Ignoring the range maps, I think this book is a masterpiece. The treasure chest of images makes this book invaluable. But who needs this book? Your average field guide to birds covers waterfowl adequately for your basic identification needs. Experts on bird identification will perhaps have the most to gain from this book.  Little things come to light like the dusky underwing coverts of a female Red-breasted Merganser versus the whiter coverts of a female Common Merganser and the solid dark under wings of a female Common Goldeneye which could all magically come into play on a snapshot flyby of ducks on some cold misty January morning. This book has all the particulars for those who want to know a little more.

The Crossley ID Guide: Waterfowl is a visual encyclopedia of North American waterfowl.  The voluminous text is thorough with easy to extract information.  It is a pillar of a reference book that deserves a place in every birdwatcher’s library. This will be my first go to book for waterfowl queries from now on.

The eider watching season is starting up in Newfoundland with a number of Kings already found among the first arriving borealis Common Eiders.

Friday 24 November 2017

Cackling Goose in Newfoundland - Fake News

Spent the last two days in the Codroy Valley in SW Newfoundland looking through waterfowl, especially geese. There were no rare geese except for this Cackler. It was exciting to come across this distinctive form of the Canada Goose that in 2004 gained full species rank! yah- right. What is wrong with distinctive subspecieses?  Anyhow... here is the bird.  

It was about 2/3 the size of the regular Canada Geese. It was also paler grayish. Always easy to pick out by the grayness when you could not see other features.  The short stubby bill and squared off head were classic Cackler.  The stocky short neck was usually apparent. A white ring around base of black neck was a bonus as only some of the Richardson's race of Cackler show this. Richardson's is the common widespread Cackler. The other three forms are Alaskan only breeders.
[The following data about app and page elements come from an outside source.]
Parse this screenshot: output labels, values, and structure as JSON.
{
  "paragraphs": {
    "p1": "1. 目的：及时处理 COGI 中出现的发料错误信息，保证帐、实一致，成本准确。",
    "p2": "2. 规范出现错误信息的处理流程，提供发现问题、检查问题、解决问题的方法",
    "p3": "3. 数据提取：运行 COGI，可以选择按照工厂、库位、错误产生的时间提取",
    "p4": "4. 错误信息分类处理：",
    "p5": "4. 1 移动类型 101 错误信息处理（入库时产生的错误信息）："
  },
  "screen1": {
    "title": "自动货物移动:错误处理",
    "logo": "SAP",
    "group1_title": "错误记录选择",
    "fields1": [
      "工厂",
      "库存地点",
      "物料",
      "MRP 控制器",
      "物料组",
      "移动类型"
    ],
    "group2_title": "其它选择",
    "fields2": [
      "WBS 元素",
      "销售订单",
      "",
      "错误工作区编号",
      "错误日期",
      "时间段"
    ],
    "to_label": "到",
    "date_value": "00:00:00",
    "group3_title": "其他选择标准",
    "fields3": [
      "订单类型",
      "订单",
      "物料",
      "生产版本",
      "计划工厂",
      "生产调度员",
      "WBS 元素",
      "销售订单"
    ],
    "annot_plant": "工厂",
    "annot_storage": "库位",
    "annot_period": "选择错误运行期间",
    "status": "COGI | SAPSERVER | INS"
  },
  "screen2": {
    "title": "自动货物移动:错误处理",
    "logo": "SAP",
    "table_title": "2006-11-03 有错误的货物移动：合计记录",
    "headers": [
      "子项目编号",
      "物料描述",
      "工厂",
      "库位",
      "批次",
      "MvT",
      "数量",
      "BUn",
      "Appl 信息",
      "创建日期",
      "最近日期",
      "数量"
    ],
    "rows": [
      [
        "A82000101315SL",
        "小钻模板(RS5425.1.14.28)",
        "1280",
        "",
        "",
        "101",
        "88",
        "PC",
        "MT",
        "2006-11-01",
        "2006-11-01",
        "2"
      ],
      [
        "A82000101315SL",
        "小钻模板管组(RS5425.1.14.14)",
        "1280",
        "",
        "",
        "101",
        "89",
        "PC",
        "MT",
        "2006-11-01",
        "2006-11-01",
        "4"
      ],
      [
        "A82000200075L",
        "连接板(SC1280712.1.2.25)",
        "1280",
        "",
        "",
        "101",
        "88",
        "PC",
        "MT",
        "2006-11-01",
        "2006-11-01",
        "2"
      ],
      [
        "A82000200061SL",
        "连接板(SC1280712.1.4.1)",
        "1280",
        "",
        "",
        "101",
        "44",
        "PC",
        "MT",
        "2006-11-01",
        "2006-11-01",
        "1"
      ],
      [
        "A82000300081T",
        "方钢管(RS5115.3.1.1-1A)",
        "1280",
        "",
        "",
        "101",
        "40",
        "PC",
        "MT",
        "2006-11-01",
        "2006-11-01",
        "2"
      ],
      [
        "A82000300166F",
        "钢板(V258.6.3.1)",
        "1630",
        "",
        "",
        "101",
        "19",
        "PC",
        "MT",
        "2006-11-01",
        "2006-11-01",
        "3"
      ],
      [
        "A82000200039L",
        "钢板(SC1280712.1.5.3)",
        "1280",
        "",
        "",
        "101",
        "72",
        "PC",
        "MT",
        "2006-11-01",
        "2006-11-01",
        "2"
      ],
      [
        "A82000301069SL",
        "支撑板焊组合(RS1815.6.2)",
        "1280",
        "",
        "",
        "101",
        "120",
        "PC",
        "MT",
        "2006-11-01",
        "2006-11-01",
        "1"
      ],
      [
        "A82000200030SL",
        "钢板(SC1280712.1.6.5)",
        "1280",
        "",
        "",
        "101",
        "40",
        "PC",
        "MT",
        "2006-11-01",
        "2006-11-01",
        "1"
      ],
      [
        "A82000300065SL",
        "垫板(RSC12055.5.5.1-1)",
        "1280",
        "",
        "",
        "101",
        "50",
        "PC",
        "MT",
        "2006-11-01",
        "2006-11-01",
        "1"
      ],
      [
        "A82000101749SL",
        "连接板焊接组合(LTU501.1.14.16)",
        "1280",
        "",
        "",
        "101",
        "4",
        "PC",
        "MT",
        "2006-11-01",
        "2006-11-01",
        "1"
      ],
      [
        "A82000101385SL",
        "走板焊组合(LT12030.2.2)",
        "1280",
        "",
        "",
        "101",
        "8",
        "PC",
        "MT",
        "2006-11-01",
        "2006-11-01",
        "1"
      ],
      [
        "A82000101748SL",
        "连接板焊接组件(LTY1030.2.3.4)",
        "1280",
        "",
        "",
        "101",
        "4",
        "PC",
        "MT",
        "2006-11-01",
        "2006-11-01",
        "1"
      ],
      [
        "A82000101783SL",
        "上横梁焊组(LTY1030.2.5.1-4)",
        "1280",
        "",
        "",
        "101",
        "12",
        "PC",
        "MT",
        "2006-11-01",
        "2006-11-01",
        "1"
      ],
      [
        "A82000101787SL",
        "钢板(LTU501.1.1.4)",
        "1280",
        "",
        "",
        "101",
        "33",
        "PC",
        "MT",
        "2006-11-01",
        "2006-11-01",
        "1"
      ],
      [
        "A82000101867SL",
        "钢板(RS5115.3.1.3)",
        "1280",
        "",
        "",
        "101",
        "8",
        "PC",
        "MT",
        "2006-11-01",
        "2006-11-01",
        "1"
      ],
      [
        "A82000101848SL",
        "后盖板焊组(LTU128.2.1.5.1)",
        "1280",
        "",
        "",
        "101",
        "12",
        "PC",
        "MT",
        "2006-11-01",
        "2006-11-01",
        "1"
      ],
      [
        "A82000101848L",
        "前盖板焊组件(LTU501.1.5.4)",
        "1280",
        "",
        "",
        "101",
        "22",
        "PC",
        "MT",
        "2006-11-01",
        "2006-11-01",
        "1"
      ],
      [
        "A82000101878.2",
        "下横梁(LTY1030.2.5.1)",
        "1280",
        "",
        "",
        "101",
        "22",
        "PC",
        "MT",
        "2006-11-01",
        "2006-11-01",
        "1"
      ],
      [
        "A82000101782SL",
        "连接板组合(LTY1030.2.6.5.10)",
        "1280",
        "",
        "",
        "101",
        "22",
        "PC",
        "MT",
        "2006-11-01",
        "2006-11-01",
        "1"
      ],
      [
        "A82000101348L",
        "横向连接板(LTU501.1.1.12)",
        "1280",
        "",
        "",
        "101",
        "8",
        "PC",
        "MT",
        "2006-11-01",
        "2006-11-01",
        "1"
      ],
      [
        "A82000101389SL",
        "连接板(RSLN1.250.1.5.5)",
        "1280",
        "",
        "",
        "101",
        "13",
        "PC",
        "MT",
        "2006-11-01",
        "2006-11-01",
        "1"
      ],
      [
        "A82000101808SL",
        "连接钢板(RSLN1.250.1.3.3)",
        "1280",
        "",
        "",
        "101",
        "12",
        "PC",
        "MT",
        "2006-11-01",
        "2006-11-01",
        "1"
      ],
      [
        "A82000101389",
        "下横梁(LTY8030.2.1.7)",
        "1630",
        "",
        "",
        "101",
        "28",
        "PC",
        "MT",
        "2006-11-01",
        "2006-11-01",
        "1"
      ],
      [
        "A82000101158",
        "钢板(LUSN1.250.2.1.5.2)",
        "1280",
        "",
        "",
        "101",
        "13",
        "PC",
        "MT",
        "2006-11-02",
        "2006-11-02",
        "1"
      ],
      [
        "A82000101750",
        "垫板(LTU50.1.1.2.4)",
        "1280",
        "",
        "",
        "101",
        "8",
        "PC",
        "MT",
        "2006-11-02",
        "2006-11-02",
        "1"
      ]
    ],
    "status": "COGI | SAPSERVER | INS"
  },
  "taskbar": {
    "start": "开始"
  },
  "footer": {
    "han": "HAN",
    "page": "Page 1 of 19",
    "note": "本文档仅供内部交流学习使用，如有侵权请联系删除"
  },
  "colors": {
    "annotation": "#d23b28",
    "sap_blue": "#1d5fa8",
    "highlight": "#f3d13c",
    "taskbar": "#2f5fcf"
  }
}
Below are pics of the bird. It was genuinely cute.  But for those with similar feelings on giving this form of Canada Goose species status I invite you to join the organization call SOS (Save Our Subspecies).  We also protest other species splits like Bicknells' Thrush and Salt Marsh Sparrow.

Sunday 8 October 2017

An October Empidonax at Cape Race, Newfoundland

On 5 October 2017 I turned up an empidonax flycatcher on the Cape Race road. It was in a patch of tuckamore (windy blown stunted trees) between the Cripple Cove turn off and the Radar House. I was lucky to find any bird in the strong SW winds and drizzly foggy conditions. It was feeding on the lee side of the trees next to the road. My initial reaction was Alder Flycatcher because it looked too big and long billed for a Least. I didn't waste any more time looking at it but started taking as many photos as I could during the observation period of less than five minutes, perhaps only 3 minutes.  I stopped looking at the bird when it blew over the top of the sheltered trees and out of sight.  I went on my merry way. When I looked at the pictures on computer that evening. I was baffled at my species conclusion. The primary projection seemed too short for Alder/Willow, the bill looked intermediate in length. There was also the pointed rear to the eye ring which was in my limited knowledge was consistent with the western empidonaxs.  I sent photos a few people who knew empidonaxs far better than I.  I got mixed responses.  Below are photos of the bird.  All are greatly cropped with some light adjusting. I tended to have the bird over exposed against the dark green back drop of balsam fir needles.

THE ANSWER:  It has been pretty well unanimously identified at a Least Flycatcher by the 15 or so people from around North America who viewed these pictures. Still  a rare species with only a handful of autumn records for the Avalon Peninsula of Newfoundland.